A #WorldWineTravel Preview: Known as País in Chile, Criolla in Argentina, & Mission in North America
Updated: May 25
This month I am hosting the #WorldWineTravel group as we explore the first Vitis vinifera grape variety to be exported from the Old World (Spain) to the New World (Mexico) in the 16th Century. Known as País in Chile, Criolla in Argentina, and Mission in North America.
What to Expect
The group will be posting between Friday, May 26th and Saturday, May 27th. We will also be gathering for a live Twitter chat on Saturday, May 27th. Follow the hashtag #WorldWineTravel and be sure to add that to anything you tweet so we can see it. Here's the line-up of articles...
A Chilean Seafood Soup and a Migrated Vine: Paila Marina + the 2019 Roberto Henriquez Tierra de Pumas by Culinary Cam (you're here)
Californio Enchiladas with a Chilean Chardonnay by A Day in the Life on the Farm
To Taste Tradition, Try Morande’s Organic Cinsault-Pais Blend Paired with Chilean Chimichurri Filet Mignon by Wine Predator...Gwendolyn Alley
For this event, I am going to explore the grape as Chilean País, Argentinian Criolla, and Californian Mission wines. I am starting close to home!

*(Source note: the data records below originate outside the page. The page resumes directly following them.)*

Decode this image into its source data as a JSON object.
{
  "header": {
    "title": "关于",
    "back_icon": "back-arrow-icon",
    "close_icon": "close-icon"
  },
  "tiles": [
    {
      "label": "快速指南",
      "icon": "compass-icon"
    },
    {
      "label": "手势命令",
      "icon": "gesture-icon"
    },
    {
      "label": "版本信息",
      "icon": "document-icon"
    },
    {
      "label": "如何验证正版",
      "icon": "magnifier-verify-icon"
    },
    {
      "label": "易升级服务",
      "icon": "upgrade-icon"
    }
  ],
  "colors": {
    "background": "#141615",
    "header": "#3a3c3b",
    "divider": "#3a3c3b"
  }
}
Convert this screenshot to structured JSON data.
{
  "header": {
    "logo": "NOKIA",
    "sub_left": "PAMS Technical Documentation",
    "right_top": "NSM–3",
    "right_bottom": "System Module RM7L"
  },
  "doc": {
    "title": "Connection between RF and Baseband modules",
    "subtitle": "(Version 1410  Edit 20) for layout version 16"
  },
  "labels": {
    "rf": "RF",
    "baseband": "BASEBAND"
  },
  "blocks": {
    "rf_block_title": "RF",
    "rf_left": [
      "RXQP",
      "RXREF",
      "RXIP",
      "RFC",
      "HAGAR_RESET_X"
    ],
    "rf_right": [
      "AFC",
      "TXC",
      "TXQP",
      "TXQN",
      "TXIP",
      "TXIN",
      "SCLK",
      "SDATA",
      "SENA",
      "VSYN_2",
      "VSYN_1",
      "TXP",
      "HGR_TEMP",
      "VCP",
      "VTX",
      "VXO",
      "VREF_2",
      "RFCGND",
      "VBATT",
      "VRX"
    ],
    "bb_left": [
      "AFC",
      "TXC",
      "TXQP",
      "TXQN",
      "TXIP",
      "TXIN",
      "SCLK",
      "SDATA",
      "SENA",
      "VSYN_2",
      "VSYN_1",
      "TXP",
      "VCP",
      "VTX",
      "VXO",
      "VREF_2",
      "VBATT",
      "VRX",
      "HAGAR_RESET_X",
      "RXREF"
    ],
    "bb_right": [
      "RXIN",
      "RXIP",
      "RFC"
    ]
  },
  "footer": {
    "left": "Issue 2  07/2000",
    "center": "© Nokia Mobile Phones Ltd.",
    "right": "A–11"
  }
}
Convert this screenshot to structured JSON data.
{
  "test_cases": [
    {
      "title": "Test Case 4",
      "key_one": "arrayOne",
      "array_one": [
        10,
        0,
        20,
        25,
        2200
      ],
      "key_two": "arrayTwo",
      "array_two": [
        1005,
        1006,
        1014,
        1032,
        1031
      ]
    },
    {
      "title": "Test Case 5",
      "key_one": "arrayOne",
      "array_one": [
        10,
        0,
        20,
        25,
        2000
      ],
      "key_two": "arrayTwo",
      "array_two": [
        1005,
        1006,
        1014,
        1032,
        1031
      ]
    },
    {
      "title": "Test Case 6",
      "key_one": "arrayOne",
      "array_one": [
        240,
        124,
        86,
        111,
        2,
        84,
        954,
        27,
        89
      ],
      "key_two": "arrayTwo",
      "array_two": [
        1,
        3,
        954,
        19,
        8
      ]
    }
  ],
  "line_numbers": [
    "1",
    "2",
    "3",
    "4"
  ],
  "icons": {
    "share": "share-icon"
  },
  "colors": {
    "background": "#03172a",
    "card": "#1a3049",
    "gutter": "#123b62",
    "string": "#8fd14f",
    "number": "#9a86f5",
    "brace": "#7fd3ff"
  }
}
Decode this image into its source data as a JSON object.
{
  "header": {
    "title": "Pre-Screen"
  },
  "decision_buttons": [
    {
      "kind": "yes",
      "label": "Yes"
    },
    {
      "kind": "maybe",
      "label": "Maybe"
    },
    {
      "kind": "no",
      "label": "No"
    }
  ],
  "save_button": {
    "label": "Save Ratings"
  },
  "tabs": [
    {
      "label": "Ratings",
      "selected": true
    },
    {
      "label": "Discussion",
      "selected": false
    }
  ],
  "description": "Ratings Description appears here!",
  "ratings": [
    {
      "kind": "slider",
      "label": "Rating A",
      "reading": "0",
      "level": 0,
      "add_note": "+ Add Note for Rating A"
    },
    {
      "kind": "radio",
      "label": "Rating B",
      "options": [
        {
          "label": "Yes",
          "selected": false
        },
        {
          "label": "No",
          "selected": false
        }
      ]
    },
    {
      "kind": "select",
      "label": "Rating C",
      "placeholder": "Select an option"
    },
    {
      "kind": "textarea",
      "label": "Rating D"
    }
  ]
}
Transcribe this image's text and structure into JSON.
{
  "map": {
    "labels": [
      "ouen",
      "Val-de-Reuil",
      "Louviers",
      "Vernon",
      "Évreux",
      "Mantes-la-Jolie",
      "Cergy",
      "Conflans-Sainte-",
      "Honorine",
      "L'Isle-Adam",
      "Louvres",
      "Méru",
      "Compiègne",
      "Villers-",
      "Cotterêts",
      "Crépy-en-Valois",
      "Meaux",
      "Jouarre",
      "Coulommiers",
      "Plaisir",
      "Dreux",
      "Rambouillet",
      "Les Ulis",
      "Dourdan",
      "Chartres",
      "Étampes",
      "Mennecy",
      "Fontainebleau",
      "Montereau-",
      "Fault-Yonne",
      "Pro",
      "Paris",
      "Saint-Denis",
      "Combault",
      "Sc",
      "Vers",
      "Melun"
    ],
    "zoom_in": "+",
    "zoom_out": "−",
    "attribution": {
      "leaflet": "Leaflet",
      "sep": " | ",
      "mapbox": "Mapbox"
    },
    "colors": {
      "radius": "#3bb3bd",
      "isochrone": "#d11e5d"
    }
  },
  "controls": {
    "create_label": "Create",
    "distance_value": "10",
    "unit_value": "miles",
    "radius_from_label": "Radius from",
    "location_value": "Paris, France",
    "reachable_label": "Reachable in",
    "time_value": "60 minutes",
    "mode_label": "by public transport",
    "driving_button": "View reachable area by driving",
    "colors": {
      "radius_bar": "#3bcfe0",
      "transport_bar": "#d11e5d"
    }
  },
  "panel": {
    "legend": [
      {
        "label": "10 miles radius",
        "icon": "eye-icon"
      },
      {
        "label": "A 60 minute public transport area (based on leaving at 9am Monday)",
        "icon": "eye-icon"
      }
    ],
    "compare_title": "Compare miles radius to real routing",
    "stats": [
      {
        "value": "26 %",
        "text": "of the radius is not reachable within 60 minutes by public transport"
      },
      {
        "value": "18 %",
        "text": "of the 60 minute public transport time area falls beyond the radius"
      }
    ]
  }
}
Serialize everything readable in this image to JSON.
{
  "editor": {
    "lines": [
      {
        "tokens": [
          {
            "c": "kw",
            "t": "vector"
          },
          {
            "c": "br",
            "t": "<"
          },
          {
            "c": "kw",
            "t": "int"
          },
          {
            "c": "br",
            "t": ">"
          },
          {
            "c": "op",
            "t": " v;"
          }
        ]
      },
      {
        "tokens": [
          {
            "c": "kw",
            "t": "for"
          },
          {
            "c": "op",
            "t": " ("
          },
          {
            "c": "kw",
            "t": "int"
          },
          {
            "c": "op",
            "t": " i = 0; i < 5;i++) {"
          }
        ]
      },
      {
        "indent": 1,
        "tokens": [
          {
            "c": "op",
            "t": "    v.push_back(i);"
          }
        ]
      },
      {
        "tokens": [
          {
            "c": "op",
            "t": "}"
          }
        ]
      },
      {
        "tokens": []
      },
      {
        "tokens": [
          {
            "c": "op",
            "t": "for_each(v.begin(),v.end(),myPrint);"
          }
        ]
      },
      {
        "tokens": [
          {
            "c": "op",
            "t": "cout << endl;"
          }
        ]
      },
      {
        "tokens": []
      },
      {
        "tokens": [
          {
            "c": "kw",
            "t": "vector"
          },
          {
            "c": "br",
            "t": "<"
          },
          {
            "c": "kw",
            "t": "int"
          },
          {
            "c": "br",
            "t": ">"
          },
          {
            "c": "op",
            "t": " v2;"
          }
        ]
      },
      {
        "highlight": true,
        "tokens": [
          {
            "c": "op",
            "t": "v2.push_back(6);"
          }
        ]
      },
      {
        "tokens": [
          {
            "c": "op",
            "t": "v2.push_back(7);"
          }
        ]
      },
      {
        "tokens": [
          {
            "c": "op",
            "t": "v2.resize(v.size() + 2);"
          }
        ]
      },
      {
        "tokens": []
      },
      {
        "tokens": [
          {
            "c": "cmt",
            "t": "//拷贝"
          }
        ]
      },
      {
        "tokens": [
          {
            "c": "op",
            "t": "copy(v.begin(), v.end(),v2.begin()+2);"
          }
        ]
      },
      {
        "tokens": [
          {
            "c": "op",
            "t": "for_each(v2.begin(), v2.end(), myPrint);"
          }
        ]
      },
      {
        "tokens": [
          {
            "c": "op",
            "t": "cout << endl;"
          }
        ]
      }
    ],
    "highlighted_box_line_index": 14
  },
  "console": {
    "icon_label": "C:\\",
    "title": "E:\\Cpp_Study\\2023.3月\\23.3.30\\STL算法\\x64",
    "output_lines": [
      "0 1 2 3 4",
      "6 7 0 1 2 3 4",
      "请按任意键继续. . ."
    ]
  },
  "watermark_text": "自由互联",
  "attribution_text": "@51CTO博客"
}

Mission San Miguel Arcángel, San Miguel, California
Being a Californian, California Missions are de rigueur for all fourth grade students. Well, I guess they were. Now that the missionaries have been vilified, missions are no longer studied. Yes, the missionaries were imposing their beliefs on a population that neither invited nor welcomed the intrusion. Yes, the missionaries did bad things to Native Americans. I agree on all counts. But, it did happen. And it is part of our state's history. I think we can teach it and put it into context.
Educators seem to disagree. Maybe I find the spread of Catholicism historically fascinating because my parents are Catholic. Who knows. I am grateful that we, as a family, got to learn about the missions when our older son did a mission project. Two years later, our younger son was not afforded the same opportunity as California missions were removed from the school's curriculum.
As we always did, when the kids were younger, we planned day trips to augment whatever they were learning in school. So that 4th grade year, we traveled all over California, visiting missions from Mission San Francisco Solano in Sonoma (the last and most northern mission) all the way to Mission La Purísima Concepción in Lompoc which was his chosen mission. We explored the rose gardens of Mission Santa Bárbara; Mission Basilica San Buenaventura was a surprise when we swung into Ventura to find a bathroom during our roadtrip. We incorporated Mission Santa Cruz into R's birthday camping trip with with friends; and Mission San Juan Bautista and Carmel Mission Basilica are frequent destinations as they fall within thirty minutes of our home.
L to R: Mission La Purísima Concepción in Lompoc, Mission Basilica San Buenaventura in Ventura, and Mission Santa Cruz in Santa Cruz
Just last month Jake and I went back to Mission San Antonio de Padua in Jolon while we were hunting for a wildflower superbloom. There they had the original olive tree and remnants of the olive mill that the missionaries used.
The Mission Grape
Mission is so called because it was the grape that accompanied the Spanish missionaries who worked to spread Spain’s empire in the New World during the 16th and 17th centuries. After being introduced to Mexico and Chile in the mid-1500s, Mission grapes were established along the Rio Grande River in central New Mexico, becoming the first vinifera variety planted in what is now the United States. In 1769 the Mission grape reached California with the founding of the first mission in San Diego, Mission Basilica San Diego de Alcalá.
A Disappointing Pour
I had high hopes for the Mission wine I found and poured. Honestly, it reminded me of communion wine. And that is not compliment: flat and lacking character and depth. I hope that the Argentinian Criolla and Chilean País are more complex and enjoyable. We shall see. Stay tuned!